TASK TO COMPLETE
Every line in the records below that holds "Piccolo" must be identified and copied.

Records contained in a dataset
Content starts
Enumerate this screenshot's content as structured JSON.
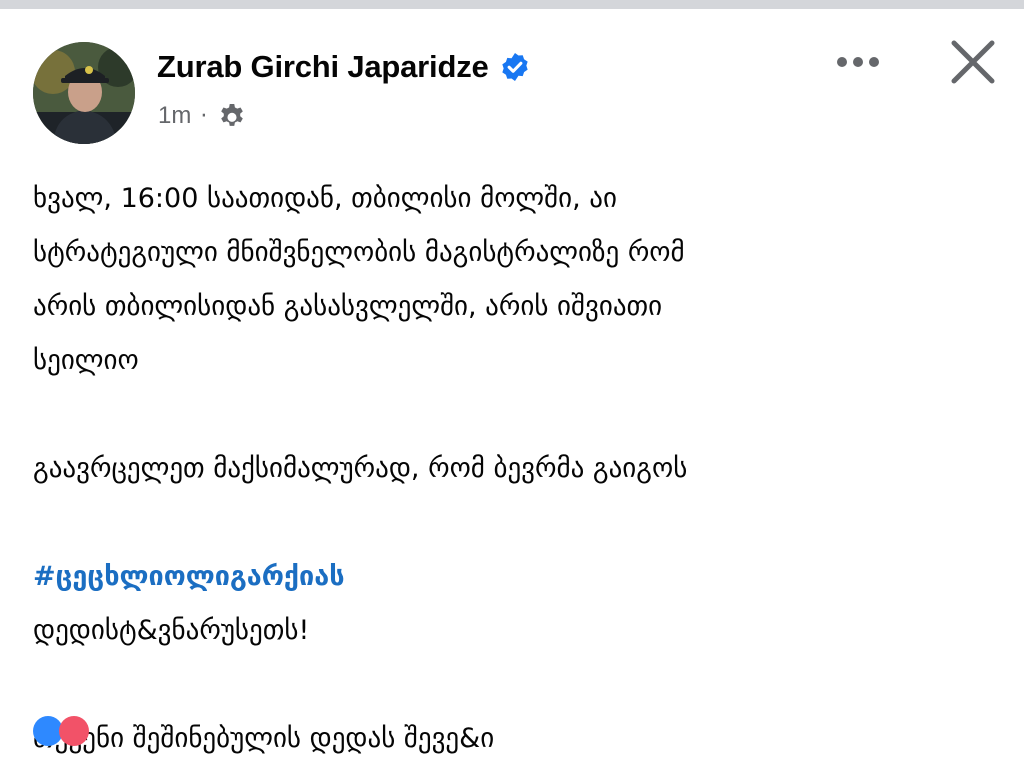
{
  "post": {
    "author": "Zurab Girchi Japaridze",
    "verified": true,
    "time": "1m",
    "separator": "·",
    "audience_icon": "gear-icon",
    "lines": [
      "ხვალ, 16:00 საათიდან, თბილისი მოლში, აი",
      "სტრატეგიული მნიშვნელობის მაგისტრალიზე რომ",
      "არის თბილისიდან გასასვლელში, არის იშვიათი",
      "სეილიო",
      "",
      "გაავრცელეთ მაქსიმალურად, რომ ბევრმა გაიგოს",
      "",
      "#ცეცხლიოლიგარქიას",
      "დედისტ&ვნარუსეთს!",
      "",
      "თქვენი შეშინებულის დედას შევე&ი"
    ]
  },
  "controls": {
    "more_icon": "more-horizontal-icon",
    "close_icon": "close-icon"
  },
  "colors": {
    "hashtag": "#1b6ec2",
    "verified": "#1877f2",
    "meta": "#65676b",
    "top_strip": "#d4d6da"
  }
}
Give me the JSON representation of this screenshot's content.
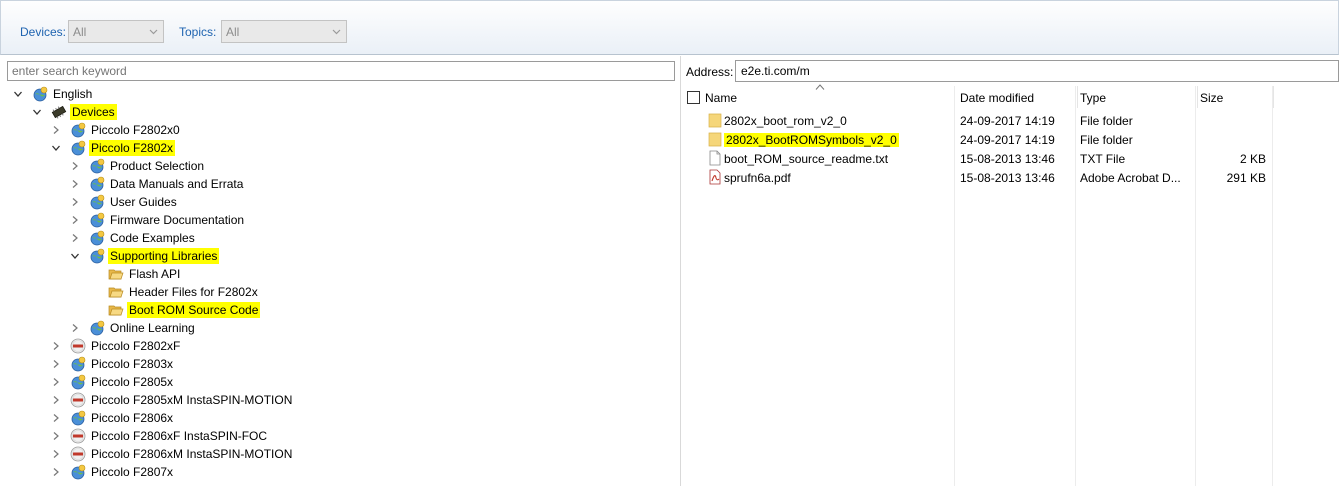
{
  "filters": {
    "devices_label": "Devices:",
    "devices_value": "All",
    "topics_label": "Topics:",
    "topics_value": "All"
  },
  "search": {
    "placeholder": "enter search keyword"
  },
  "tree": [
    {
      "label": "English",
      "level": 0,
      "expander": "expanded",
      "icon": "globe-pin-icon",
      "highlight": false
    },
    {
      "label": "Devices",
      "level": 1,
      "expander": "expanded",
      "icon": "chip-icon",
      "highlight": true
    },
    {
      "label": "Piccolo F2802x0",
      "level": 2,
      "expander": "collapsed",
      "icon": "globe-pin-icon",
      "highlight": false
    },
    {
      "label": "Piccolo F2802x",
      "level": 2,
      "expander": "expanded",
      "icon": "globe-pin-icon",
      "highlight": true
    },
    {
      "label": "Product Selection",
      "level": 3,
      "expander": "collapsed",
      "icon": "globe-pin-icon",
      "highlight": false
    },
    {
      "label": "Data Manuals and Errata",
      "level": 3,
      "expander": "collapsed",
      "icon": "globe-pin-icon",
      "highlight": false
    },
    {
      "label": "User Guides",
      "level": 3,
      "expander": "collapsed",
      "icon": "globe-pin-icon",
      "highlight": false
    },
    {
      "label": "Firmware Documentation",
      "level": 3,
      "expander": "collapsed",
      "icon": "globe-pin-icon",
      "highlight": false
    },
    {
      "label": "Code Examples",
      "level": 3,
      "expander": "collapsed",
      "icon": "globe-pin-icon",
      "highlight": false
    },
    {
      "label": "Supporting Libraries",
      "level": 3,
      "expander": "expanded",
      "icon": "globe-pin-icon",
      "highlight": true
    },
    {
      "label": "Flash API",
      "level": 4,
      "expander": "none",
      "icon": "open-folder-icon",
      "highlight": false
    },
    {
      "label": "Header Files for F2802x",
      "level": 4,
      "expander": "none",
      "icon": "open-folder-icon",
      "highlight": false
    },
    {
      "label": "Boot ROM Source Code",
      "level": 4,
      "expander": "none",
      "icon": "open-folder-icon",
      "highlight": true
    },
    {
      "label": "Online Learning",
      "level": 3,
      "expander": "collapsed",
      "icon": "globe-pin-icon",
      "highlight": false
    },
    {
      "label": "Piccolo F2802xF",
      "level": 2,
      "expander": "collapsed",
      "icon": "badge-icon",
      "highlight": false
    },
    {
      "label": "Piccolo F2803x",
      "level": 2,
      "expander": "collapsed",
      "icon": "globe-pin-icon",
      "highlight": false
    },
    {
      "label": "Piccolo F2805x",
      "level": 2,
      "expander": "collapsed",
      "icon": "globe-pin-icon",
      "highlight": false
    },
    {
      "label": "Piccolo F2805xM InstaSPIN-MOTION",
      "level": 2,
      "expander": "collapsed",
      "icon": "badge-icon",
      "highlight": false
    },
    {
      "label": "Piccolo F2806x",
      "level": 2,
      "expander": "collapsed",
      "icon": "globe-pin-icon",
      "highlight": false
    },
    {
      "label": "Piccolo F2806xF InstaSPIN-FOC",
      "level": 2,
      "expander": "collapsed",
      "icon": "badge-icon",
      "highlight": false
    },
    {
      "label": "Piccolo F2806xM InstaSPIN-MOTION",
      "level": 2,
      "expander": "collapsed",
      "icon": "badge-icon",
      "highlight": false
    },
    {
      "label": "Piccolo F2807x",
      "level": 2,
      "expander": "collapsed",
      "icon": "globe-pin-icon",
      "highlight": false
    }
  ],
  "address": {
    "label": "Address:",
    "value": "e2e.ti.com/m"
  },
  "columns": [
    "Name",
    "Date modified",
    "Type",
    "Size"
  ],
  "files": [
    {
      "name": "2802x_boot_rom_v2_0",
      "date": "24-09-2017 14:19",
      "type": "File folder",
      "size": "",
      "icon": "folder-icon",
      "highlight": false
    },
    {
      "name": "2802x_BootROMSymbols_v2_0",
      "date": "24-09-2017 14:19",
      "type": "File folder",
      "size": "",
      "icon": "folder-icon",
      "highlight": true
    },
    {
      "name": "boot_ROM_source_readme.txt",
      "date": "15-08-2013 13:46",
      "type": "TXT File",
      "size": "2 KB",
      "icon": "text-file-icon",
      "highlight": false
    },
    {
      "name": "sprufn6a.pdf",
      "date": "15-08-2013 13:46",
      "type": "Adobe Acrobat D...",
      "size": "291 KB",
      "icon": "pdf-file-icon",
      "highlight": false
    }
  ],
  "colors": {
    "link_blue": "#1e63b0",
    "highlight": "#ffff00",
    "folder": "#f5d67a"
  }
}
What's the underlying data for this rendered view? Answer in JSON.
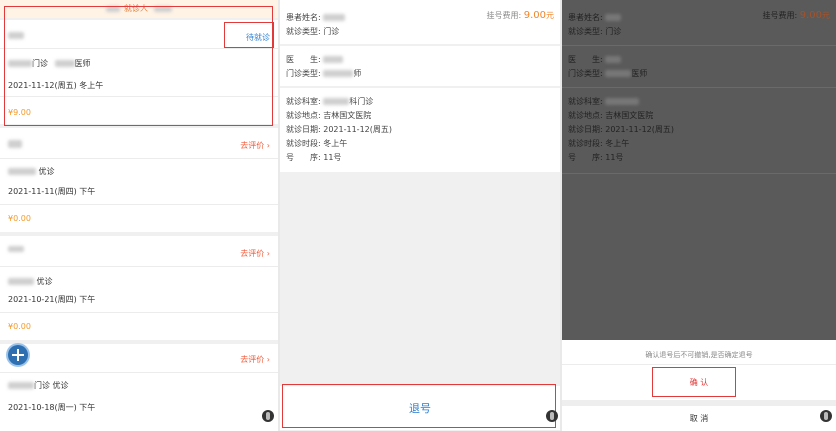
{
  "list": {
    "top_label": "就诊人",
    "cards": [
      {
        "status": "待就诊",
        "dept_type": "门诊",
        "doctor_title": "医师",
        "date": "2021-11-12(周五) 冬上午",
        "price": "¥9.00"
      },
      {
        "status": "去评价",
        "dept_type": "优诊",
        "date": "2021-11-11(周四) 下午",
        "price": "¥0.00"
      },
      {
        "status": "去评价",
        "dept_type": "优诊",
        "date": "2021-10-21(周四) 下午",
        "price": "¥0.00"
      },
      {
        "status": "去评价",
        "dept_type": "门诊 优诊",
        "date": "2021-10-18(周一) 下午"
      }
    ]
  },
  "detail": {
    "patient_label": "患者姓名:",
    "visit_type_label": "就诊类型:",
    "visit_type": "门诊",
    "fee_label": "挂号费用:",
    "fee": "9.00",
    "fee_unit": "元",
    "doctor_label": "医　　生:",
    "clinic_type_label": "门诊类型:",
    "clinic_type_suffix": "师",
    "dept_label": "就诊科室:",
    "dept_suffix": "科门诊",
    "location_label": "就诊地点:",
    "location": "吉林国文医院",
    "date_label": "就诊日期:",
    "date": "2021-11-12(周五)",
    "period_label": "就诊时段:",
    "period": "冬上午",
    "number_label": "号　　序:",
    "number": "11号",
    "cancel_button": "退号"
  },
  "dialog": {
    "clinic_type_suffix": "医师",
    "message": "确认退号后不可撤销,是否确定退号",
    "confirm": "确 认",
    "cancel": "取 消"
  },
  "colors": {
    "highlight": "#e23a3a",
    "accent_blue": "#2d7fd3",
    "price_orange": "#f39a2b"
  }
}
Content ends
OUTPUT OF THE TASK
      "label": "Piccolo F2802x0",
      "label": "Piccolo F2802x",
      "label": "Piccolo F2802xF",
      "label": "Piccolo F2803x",
      "label": "Piccolo F2805x",
      "label": "Piccolo F2805xM InstaSPIN-MOTION",
      "label": "Piccolo F2806x",
      "label": "Piccolo F2806xF InstaSPIN-FOC",
      "label": "Piccolo F2806xM InstaSPIN-MOTION",
      "label": "Piccolo F2807x",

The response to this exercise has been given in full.